The Alumni Weekly provides these pages to the president.

Whig Hall is one of three buildings whose renovation we marked this fall.
Whig Hall is one of three buildings whose renovation we marked this fall.
Brian Wilson/Office of Communications

The most obvious evidence of Princeton’s evolution as a University is architectural. From its beginnings in Nassau Hall, our campus has grown to encompass 180 buildings representing approximately 8.5 million square feet of amazingly varied space. Alumni who periodically return to Princeton are greeted by an ever changing landscape — from the collegiate Gothic splendor of Demetri Porphyrios’ Whitman College to the sculpture-like artistry of Frank Gehry’s Lewis Library to the transparent simplicity of Fred Fisher’s glass-walled Sherrerd Hall. New dormitories have risen on the site of Butler College, while a state-of-the-art chemistry building is nearing completion where the armory once stood. And these are just the latest in a succession of additions to our campus stretching back to the construction of Stanhope Hall in 1803.

At Princeton, however, the new invariably rubs shoulders with the old, for, wherever possible, we have sought to retain the architectural beauty and the personal associations and memories that are evoked by buildings constructed decades or centuries ago. Despite their apparent solidity, no building can withstand the forces of nature and the wear and tear of human use without continual care. Moreover, buildings must be regularly adapted to reflect the changing needs and expectations of their occupants. For University Architect Ron McCoy *80, the “lament of the architect” is “the tension between the building as a cultural artifact to be preserved and the code, life safety, and functional requirements of a building to serve the needs of an institution.”
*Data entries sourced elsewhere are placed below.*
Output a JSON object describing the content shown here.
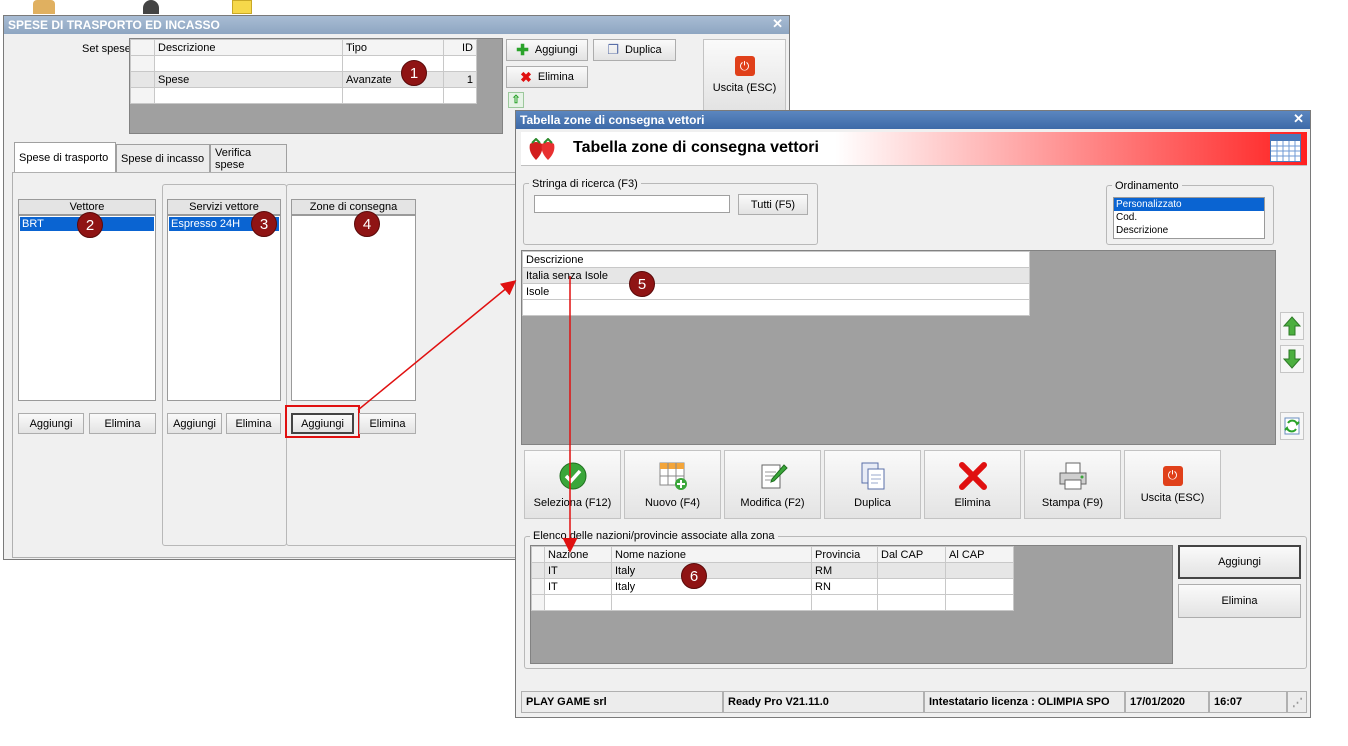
{
  "main_window": {
    "title": "SPESE DI TRASPORTO ED INCASSO",
    "set_label": "Set spese :",
    "set_table": {
      "columns": [
        "Descrizione",
        "Tipo",
        "ID"
      ],
      "rows": [
        [
          "Spese",
          "Avanzate",
          "1"
        ]
      ]
    },
    "buttons": {
      "add": "Aggiungi",
      "duplicate": "Duplica",
      "delete": "Elimina",
      "exit": "Uscita (ESC)"
    },
    "tabs": [
      "Spese di trasporto",
      "Spese di incasso",
      "Verifica spese"
    ],
    "carrier_header": "Vettore",
    "carrier_items": [
      "BRT"
    ],
    "services_header": "Servizi vettore",
    "services_items": [
      "Espresso 24H"
    ],
    "zones_header": "Zone di consegna",
    "add_label": "Aggiungi",
    "delete_label": "Elimina"
  },
  "zones_window": {
    "title": "Tabella zone di consegna vettori",
    "banner_title": "Tabella zone di consegna vettori",
    "search_label": "Stringa di ricerca (F3)",
    "search_value": "",
    "all_button": "Tutti (F5)",
    "sort_label": "Ordinamento",
    "sort_options": [
      "Personalizzato",
      "Cod.",
      "Descrizione"
    ],
    "zones_table": {
      "header": "Descrizione",
      "rows": [
        "Italia senza Isole",
        "Isole"
      ]
    },
    "actions": {
      "select": "Seleziona (F12)",
      "new": "Nuovo (F4)",
      "edit": "Modifica (F2)",
      "duplicate": "Duplica",
      "delete": "Elimina",
      "print": "Stampa (F9)",
      "exit": "Uscita (ESC)"
    },
    "nations_label": "Elenco delle nazioni/provincie associate alla zona",
    "nations_table": {
      "columns": [
        "Nazione",
        "Nome nazione",
        "Provincia",
        "Dal CAP",
        "Al CAP"
      ],
      "rows": [
        [
          "IT",
          "Italy",
          "RM",
          "",
          ""
        ],
        [
          "IT",
          "Italy",
          "RN",
          "",
          ""
        ]
      ]
    },
    "nations_add": "Aggiungi",
    "nations_delete": "Elimina",
    "status": {
      "company": "PLAY GAME srl",
      "version": "Ready Pro V21.11.0",
      "license": "Intestatario licenza : OLIMPIA SPO",
      "date": "17/01/2020",
      "time": "16:07"
    }
  },
  "badges": [
    "1",
    "2",
    "3",
    "4",
    "5",
    "6"
  ],
  "colors": {
    "accent_red": "#e01010",
    "badge": "#8f1414",
    "selection": "#0a64d2",
    "banner_gradient_end": "#ff2020"
  }
}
Fortunately, as a result of Ron’s leadership and that of his predecessor, Jon Hlafter ’61 *63, coupled with the talents of outside architects and the staff of our Office of Design and Construction, we have successfully addressed this tension by renewing much of Princeton’s architectural fabric from within. Timeworn buildings that are no longer able to meet their current roles have been revitalized without transforming their external appearance or abandoning interior features that give them their special character. Four considerations guide these renovations: programmatic requirements, the preservation or restoration of original design elements, building safety and accessibility, and environmental sustainability.

Though all four are essential, the first of these criteria is paramount, since a building that fails to meet our institutional needs will quickly become a white elephant, no matter how well preserved or code-compliant or environmentally friendly it may be.
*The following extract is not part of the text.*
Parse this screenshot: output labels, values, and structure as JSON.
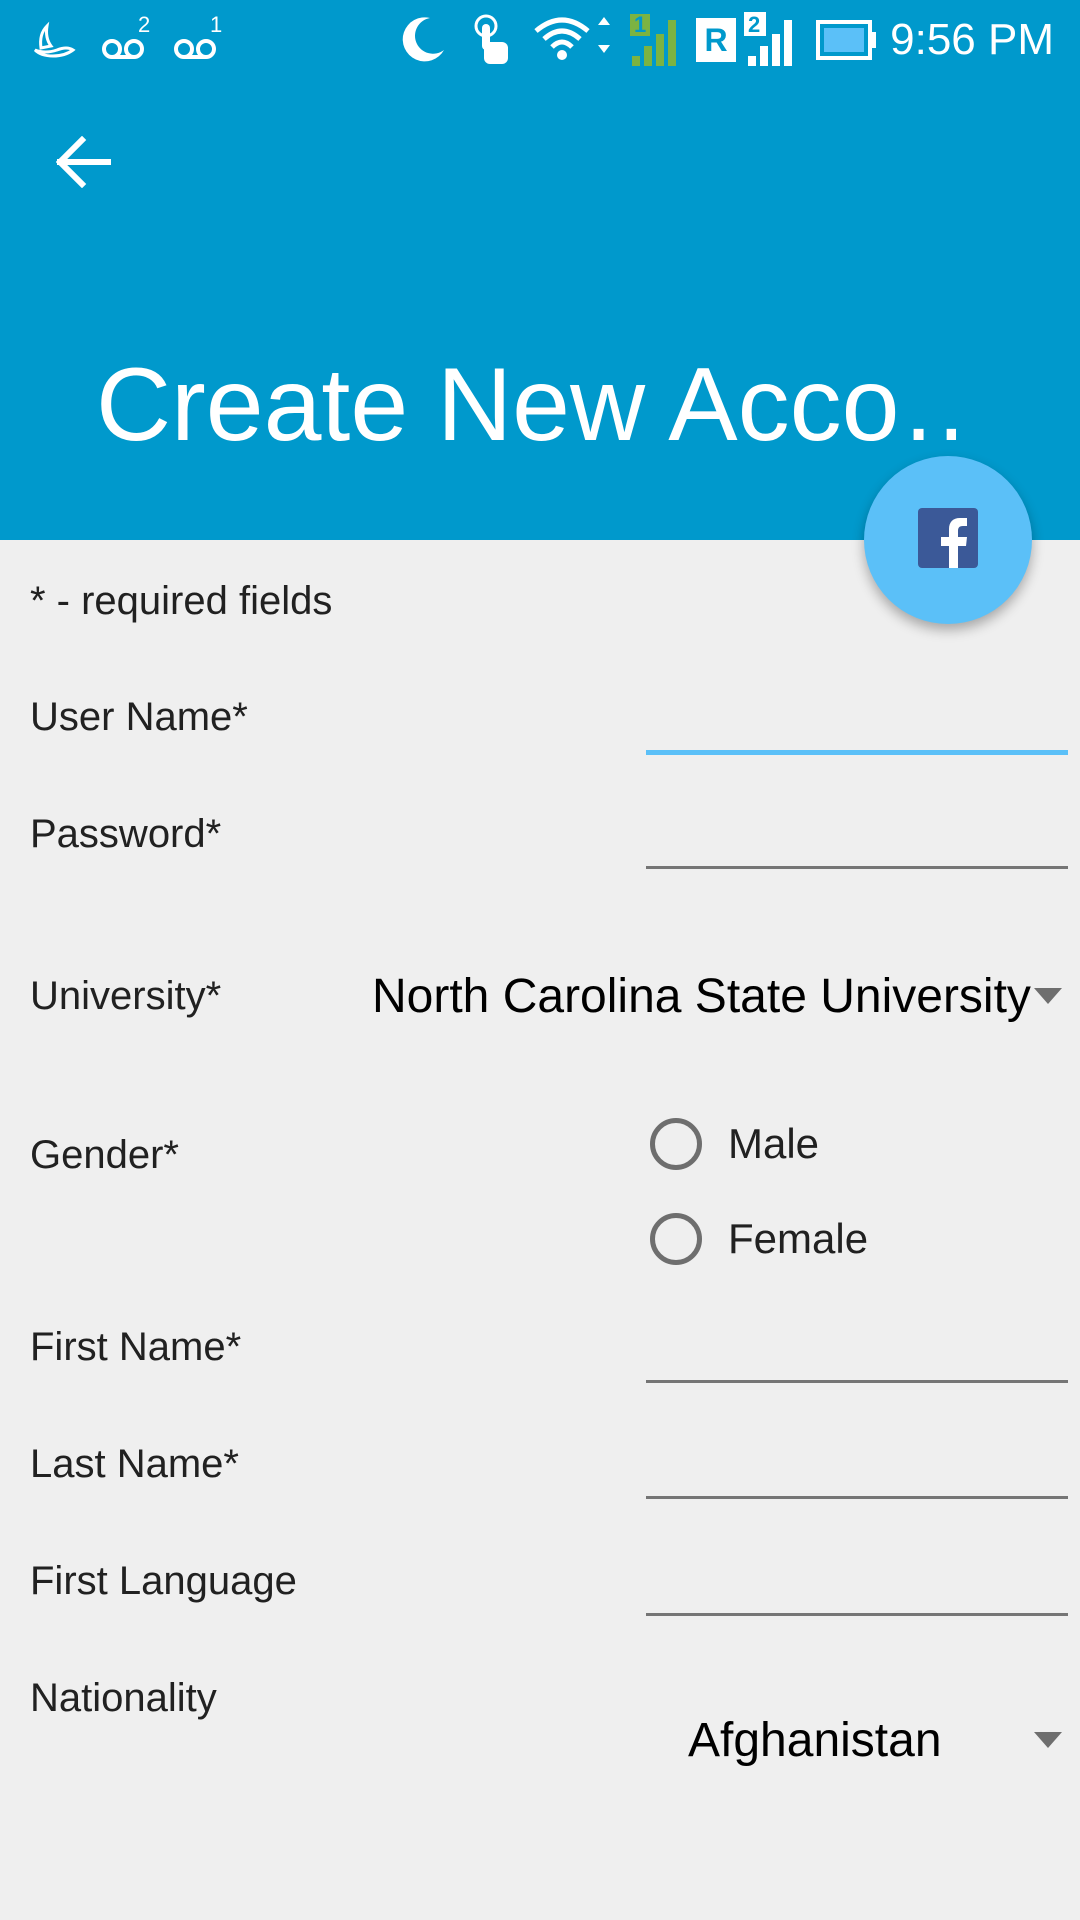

For example, East Pyne, a building designed to accommodate more books than people when it opened as a library in 1897, had over time become a claustrophobic rabbit warren that inhibited interactions among the humanities departments housed in it. Reborn as part of the Andlinger Center for the Humanities in 2003, the building today not only fosters the vibrant interplay of ideas that is so essential to good scholarship, but we were also able to build under its courtyard a computer-driven language resource center that reflects the advent of technologies that would have been the stuff of science fiction in 1897.

This fall, at a time when more ambitious construction projects were placed on hold because of the economic downturn, we celebrated the renovation of three important buildings, especially for students: 58 Prospect Avenue, previously known as Elm Club and now the new home of the Carl A. Fields Center for Equality and Cultural Understanding and Community House; Campus Club, which has reopened as a gathering place for all undergraduate and graduate students; and Whig Hall, headquarters of our nation’s oldest collegiate literary and debating society.
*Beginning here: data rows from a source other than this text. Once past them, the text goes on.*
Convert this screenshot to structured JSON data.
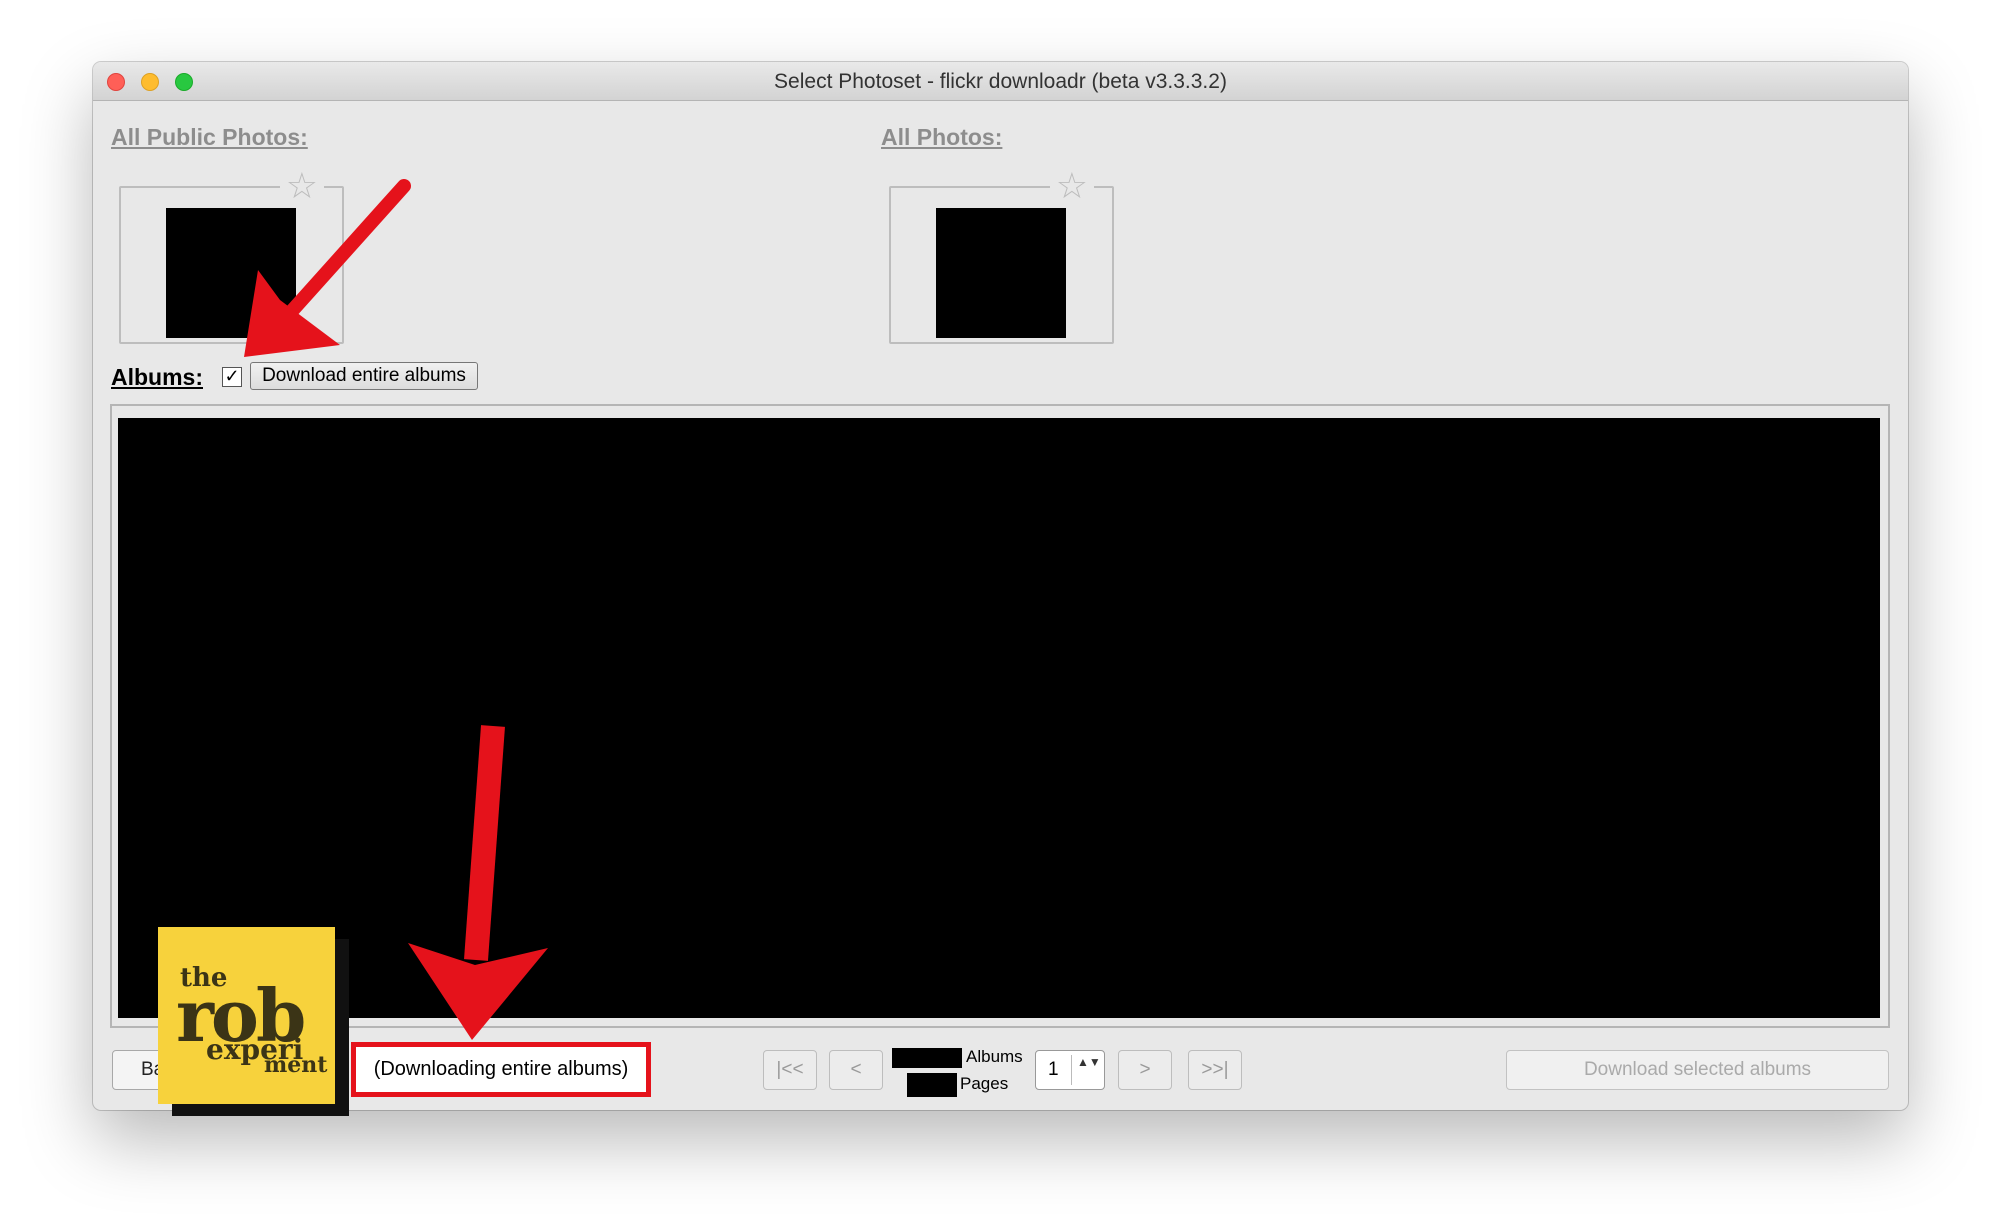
{
  "window": {
    "title": "Select Photoset - flickr downloadr (beta v3.3.3.2)",
    "controls": [
      "close",
      "minimize",
      "zoom"
    ]
  },
  "sections": {
    "public_label": "All Public Photos:",
    "all_label": "All Photos:",
    "star_icon": "☆"
  },
  "albums": {
    "label": "Albums:",
    "checkbox_checked": true,
    "checkbox_glyph": "✓",
    "download_entire_label": "Download entire albums"
  },
  "footer": {
    "back_label": "Ba",
    "status": "(Downloading entire albums)",
    "first_label": "|<<",
    "prev_label": "<",
    "next_label": ">",
    "last_label": ">>|",
    "albums_count_label": "Albums",
    "pages_count_label": "Pages",
    "page_number": "1",
    "stepper_glyph": "▲▼",
    "download_selected_label": "Download selected albums"
  },
  "annotations": {
    "arrow_color": "#e5121b",
    "highlight_color": "#e5121b"
  },
  "logo": {
    "line1": "the",
    "line2": "rob",
    "line3": "experi",
    "line4": "ment",
    "background": "#f7d23c"
  }
}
Each of these beautifully refurbished structures advances Princeton’s aspirations with respect to student life, while highlighting the other renovation criteria described above. 58 Prospect Avenue represents an especially skillful blending of old and new — the restoration of the former Elm Club’s original and much disfigured Italianate revival features and the addition of a 5,000-square-foot addition for large events. Campus Club, while outwardly unchanged for all intents and purposes, incorporates geothermal technology to meet 100 percent of its heating and cooling needs, advancing Princeton’s sustainability goals. And Whig Hall’s renovations placed particular emphasis on safety and accessibility, ranging from a sprinkler system to enhanced restroom access, while respecting both its Greek revival inspiration and modernist components from an earlier renovation. So, when you find yourselves on campus next, I hope you will explore not just the gleaming new buildings that postdate your time at Princeton, but those old yet reinvigorated friends that continue to serve us well.